Fri, 14 Jan 2022
London Borough of Barking and Dagenham v Persons Unknown and others  EWCA Civ 13
On 13 January 2022, the Court of Appeal handed down its long-awaited judgment on the use of injunctions against “persons unknown”. The hearing lasted 3 days and involved 14 barristers. It interrogates the decision of Mr Justice Nicklin who held that the Court cannot grant final injunctions that prevent persons, who are unknown and unidentified at the date of the order (i.e. newcomers) from occupying and trespassing on local authority land.
The High Court Judge had stated that, whilst interim injunctions could be made against persons unknown, final injunctions could only be made against parties who had been identified and had had an opportunity to contest the final order sought.
The Court of Appeal overturned the decision of the High Court. The lead Judgment was given by the Master of the Rolls. In essence, he held:

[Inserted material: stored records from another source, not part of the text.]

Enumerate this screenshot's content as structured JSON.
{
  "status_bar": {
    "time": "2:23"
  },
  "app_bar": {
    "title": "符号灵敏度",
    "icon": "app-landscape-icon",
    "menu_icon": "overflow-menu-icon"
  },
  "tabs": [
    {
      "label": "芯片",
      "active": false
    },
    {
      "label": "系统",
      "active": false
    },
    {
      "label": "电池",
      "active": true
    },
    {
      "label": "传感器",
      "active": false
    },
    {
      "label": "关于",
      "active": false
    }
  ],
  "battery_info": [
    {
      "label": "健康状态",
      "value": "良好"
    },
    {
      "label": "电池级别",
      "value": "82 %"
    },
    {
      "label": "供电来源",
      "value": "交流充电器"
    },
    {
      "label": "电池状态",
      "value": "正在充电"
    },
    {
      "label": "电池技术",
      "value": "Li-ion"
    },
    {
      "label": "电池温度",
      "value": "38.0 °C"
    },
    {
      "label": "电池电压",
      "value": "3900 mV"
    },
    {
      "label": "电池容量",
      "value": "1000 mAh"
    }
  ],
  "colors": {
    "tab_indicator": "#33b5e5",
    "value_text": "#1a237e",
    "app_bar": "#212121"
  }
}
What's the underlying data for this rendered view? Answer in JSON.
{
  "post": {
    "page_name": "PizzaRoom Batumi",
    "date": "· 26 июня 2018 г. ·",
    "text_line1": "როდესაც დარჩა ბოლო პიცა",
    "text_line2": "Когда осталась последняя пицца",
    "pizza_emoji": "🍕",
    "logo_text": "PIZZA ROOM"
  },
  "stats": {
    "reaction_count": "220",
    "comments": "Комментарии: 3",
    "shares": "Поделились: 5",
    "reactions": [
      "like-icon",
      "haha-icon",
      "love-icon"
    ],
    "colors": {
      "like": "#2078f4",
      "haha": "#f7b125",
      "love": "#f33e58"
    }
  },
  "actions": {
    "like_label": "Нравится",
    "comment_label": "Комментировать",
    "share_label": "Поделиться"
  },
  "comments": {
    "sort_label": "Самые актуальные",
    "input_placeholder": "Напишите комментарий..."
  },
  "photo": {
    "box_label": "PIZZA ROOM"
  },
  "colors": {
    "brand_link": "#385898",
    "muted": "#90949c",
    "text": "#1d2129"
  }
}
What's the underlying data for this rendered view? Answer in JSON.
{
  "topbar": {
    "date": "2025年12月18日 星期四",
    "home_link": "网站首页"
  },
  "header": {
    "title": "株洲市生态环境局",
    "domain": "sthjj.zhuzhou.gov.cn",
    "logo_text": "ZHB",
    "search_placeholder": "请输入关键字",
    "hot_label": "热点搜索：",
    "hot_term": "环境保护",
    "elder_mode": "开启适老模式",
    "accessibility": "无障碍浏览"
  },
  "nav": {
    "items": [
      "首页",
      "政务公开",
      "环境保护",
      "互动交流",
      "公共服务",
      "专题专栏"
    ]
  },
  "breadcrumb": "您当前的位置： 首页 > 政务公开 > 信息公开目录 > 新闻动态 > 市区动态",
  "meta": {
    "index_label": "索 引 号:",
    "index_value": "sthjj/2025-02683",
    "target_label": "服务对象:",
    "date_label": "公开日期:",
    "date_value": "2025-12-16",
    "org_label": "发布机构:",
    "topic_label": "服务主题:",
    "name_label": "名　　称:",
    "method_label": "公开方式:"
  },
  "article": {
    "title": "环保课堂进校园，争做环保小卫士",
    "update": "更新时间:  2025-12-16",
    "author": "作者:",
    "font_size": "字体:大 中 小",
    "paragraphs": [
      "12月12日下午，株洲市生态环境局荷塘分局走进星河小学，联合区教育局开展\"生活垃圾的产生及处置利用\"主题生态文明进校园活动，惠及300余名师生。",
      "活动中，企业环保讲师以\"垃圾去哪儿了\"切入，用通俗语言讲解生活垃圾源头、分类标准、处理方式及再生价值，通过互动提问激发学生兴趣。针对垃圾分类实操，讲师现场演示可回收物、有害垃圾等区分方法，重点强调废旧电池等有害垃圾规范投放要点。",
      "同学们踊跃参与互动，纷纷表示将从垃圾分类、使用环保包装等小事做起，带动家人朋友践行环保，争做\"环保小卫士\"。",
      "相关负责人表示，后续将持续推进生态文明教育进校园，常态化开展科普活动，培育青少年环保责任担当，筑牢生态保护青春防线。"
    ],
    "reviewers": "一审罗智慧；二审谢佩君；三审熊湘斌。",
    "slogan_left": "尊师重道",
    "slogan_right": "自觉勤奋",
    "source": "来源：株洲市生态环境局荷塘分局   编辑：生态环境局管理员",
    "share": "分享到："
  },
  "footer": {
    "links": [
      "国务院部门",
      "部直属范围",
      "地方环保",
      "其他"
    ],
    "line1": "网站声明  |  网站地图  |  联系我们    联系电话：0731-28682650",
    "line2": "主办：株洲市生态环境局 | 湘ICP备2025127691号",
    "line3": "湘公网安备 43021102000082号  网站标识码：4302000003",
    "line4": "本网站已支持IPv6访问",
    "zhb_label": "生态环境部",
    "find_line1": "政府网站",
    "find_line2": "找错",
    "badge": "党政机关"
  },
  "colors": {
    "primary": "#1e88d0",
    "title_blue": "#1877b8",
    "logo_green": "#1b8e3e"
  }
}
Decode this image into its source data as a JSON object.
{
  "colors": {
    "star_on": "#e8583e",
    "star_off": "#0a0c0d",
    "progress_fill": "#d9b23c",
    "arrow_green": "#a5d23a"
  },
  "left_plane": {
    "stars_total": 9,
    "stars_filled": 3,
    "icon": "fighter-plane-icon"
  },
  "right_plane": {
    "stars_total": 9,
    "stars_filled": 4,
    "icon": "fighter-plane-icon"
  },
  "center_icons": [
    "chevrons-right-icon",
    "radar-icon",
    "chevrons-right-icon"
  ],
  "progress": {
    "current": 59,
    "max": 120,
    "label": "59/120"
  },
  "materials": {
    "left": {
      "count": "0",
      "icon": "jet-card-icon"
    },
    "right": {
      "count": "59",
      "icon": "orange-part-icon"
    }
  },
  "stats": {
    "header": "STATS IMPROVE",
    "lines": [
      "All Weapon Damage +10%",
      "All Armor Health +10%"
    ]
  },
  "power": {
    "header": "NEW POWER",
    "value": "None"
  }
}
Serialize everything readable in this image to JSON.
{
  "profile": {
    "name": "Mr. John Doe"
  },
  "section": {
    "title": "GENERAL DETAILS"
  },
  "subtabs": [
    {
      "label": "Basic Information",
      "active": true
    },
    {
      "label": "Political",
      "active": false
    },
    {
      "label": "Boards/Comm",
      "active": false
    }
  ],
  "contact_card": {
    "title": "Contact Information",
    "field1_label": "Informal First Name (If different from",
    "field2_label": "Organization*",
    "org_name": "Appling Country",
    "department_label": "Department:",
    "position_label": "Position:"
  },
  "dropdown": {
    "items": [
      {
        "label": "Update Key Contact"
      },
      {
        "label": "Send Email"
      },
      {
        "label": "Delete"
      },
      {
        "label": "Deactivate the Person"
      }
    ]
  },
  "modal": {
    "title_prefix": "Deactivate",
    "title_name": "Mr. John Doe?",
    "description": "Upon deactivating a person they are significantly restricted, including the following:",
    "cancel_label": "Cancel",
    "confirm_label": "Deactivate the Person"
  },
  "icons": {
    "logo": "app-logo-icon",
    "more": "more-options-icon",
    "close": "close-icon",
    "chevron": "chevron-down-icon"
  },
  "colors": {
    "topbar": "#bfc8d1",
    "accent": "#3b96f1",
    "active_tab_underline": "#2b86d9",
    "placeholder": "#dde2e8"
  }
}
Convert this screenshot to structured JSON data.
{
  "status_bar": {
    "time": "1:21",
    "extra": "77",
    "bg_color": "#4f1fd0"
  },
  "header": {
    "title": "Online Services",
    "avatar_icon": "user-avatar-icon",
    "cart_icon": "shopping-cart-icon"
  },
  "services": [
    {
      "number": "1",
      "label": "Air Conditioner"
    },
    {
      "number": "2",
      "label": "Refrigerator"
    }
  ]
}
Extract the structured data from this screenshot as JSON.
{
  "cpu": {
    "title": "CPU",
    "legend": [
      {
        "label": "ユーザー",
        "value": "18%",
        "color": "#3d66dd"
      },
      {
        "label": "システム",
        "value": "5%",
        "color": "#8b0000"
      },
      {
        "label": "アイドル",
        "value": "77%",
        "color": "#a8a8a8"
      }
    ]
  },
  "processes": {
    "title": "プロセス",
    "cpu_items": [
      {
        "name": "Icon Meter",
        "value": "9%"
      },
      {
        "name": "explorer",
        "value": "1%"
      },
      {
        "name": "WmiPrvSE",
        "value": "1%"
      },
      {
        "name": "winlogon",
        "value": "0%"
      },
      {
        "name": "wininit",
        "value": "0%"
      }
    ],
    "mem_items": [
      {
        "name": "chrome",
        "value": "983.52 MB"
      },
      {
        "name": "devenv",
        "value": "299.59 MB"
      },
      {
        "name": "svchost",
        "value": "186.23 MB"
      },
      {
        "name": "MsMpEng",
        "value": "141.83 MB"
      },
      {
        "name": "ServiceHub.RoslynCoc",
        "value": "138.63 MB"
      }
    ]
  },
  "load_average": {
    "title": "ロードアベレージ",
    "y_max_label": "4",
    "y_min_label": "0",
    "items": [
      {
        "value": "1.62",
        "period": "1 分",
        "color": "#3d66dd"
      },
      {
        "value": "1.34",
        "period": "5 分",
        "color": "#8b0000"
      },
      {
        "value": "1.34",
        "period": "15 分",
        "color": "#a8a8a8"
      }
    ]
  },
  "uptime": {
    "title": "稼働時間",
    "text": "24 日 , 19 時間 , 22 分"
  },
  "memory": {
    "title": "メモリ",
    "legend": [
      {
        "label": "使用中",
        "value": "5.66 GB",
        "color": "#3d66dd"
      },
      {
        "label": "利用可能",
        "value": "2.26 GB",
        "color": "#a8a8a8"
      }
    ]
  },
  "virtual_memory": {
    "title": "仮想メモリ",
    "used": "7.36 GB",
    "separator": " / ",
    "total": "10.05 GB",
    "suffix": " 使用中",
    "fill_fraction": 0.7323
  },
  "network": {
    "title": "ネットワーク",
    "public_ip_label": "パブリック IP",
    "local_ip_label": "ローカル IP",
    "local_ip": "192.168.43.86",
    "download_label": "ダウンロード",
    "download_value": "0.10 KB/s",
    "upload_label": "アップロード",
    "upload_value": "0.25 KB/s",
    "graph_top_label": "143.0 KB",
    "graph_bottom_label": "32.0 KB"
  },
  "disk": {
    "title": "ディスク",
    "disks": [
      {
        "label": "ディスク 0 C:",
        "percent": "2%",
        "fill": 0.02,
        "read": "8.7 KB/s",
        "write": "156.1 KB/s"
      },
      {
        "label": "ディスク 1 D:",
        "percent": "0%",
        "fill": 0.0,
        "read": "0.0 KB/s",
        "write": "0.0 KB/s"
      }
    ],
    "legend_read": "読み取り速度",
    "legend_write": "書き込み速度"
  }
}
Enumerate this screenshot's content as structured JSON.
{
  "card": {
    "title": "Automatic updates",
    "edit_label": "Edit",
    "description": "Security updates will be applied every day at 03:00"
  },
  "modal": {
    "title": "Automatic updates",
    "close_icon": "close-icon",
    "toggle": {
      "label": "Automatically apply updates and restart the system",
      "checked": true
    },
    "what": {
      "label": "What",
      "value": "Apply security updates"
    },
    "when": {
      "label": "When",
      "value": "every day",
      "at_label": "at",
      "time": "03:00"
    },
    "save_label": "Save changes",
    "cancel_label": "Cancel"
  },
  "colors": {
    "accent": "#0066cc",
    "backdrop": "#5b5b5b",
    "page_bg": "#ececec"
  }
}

- The Court can grant final injunctions that prevent persons, who are unknown and unidentified at the date of the order, from occupying and trespassing on land. He rejected the High Court’s judgment that it is fundamental to our process of civil litigation that the Court cannot grant a final order against someone who is not party to the claim. He noted at para 89 that the CPR contains many ways of enforcing an order. CPR 70.4 says that an order made against a non-party may be enforced by the same methods as if he were a party. In the case of a possession order against squatters, the enforcement officer will enforce against anyone on the property whether or not a newcomer.
- He rejected the High Court’s bright-line distinction between “interim” and “final” orders. At para 77, the Master of the Rolls states: “there is no meaningful distinction between an interim and final injunction, since, as the facts of these cases show and Bromley explains, the court needs to keep persons unknown injunctions under review even if they are final in character”.
- The procedure adopted by Mr Justice Nicklin was “unorthodox”. It was unusual insofar as it sought to call in final orders of the court for revision in the light of subsequent legal developments, but has nonetheless enabled a comprehensive review of the law applicable in an important field.
- Whilst it is the Court’s proper function to give procedural guidelines, it cannot and should not limit in advance the types of injunction that may in future cases be held appropriate to make under section 37 against the world.
- He cast doubt on the comment of Coulson LJ in the Bromley case that there was “an inescapable tension between the article 8 rights of the Gypsy and Traveller community and the common law of trespass”. It is not right to say that either “the gipsy and traveller community” or any other community has article 8 rights. Article 8 provides that “everyone has the right to respect for his private and family life, his home and his correspondence”. In unauthorised encampment cases, newcomers cannot rely on an article 8 right to respect for their home, because they have no home on land they do not own. They can rely on a private and family life claim to pursue a nomadic lifestyle, but the scheme of the HRA 1998 is individualised.
He cast doubt on the comment of Coulson LJ in the Bromley case that “the Gypsy and Traveller community have an enshrined freedom not to stay in one place but to move from one place to another”. Each member of those communities, and each member of any community, has such a freedom in our democratic society, but the communities themselves do not have Convention rights. Individuals’ qualified Convention rights must be respected, but the right to that respect will be balanced against the public interest, when the Court considers their challenge to the validity of an unauthorised encampment injunction binding on persons unknown.
What is the upshot?
The Court of Appeal has restored the ability of local authorities, in appropriate circumstances and consistent with the safeguards contained within the CPR & the guidance provided in Bromley, to seek injunctions against persons unknown. In essence, the Court of Appeal has rowed back from the prescriptive and restrictive guidance of Mr Justice Nicklin.
The application of the judgment is not limited to gypsy and traveller cases. It is of universal application to urban explorers, protest, car cruising and cyber-attack, to give just a few examples of the subject matter of ‘persons unknown’ injunctions, and those obtain against the whole world.
A link to the judgment can be found here.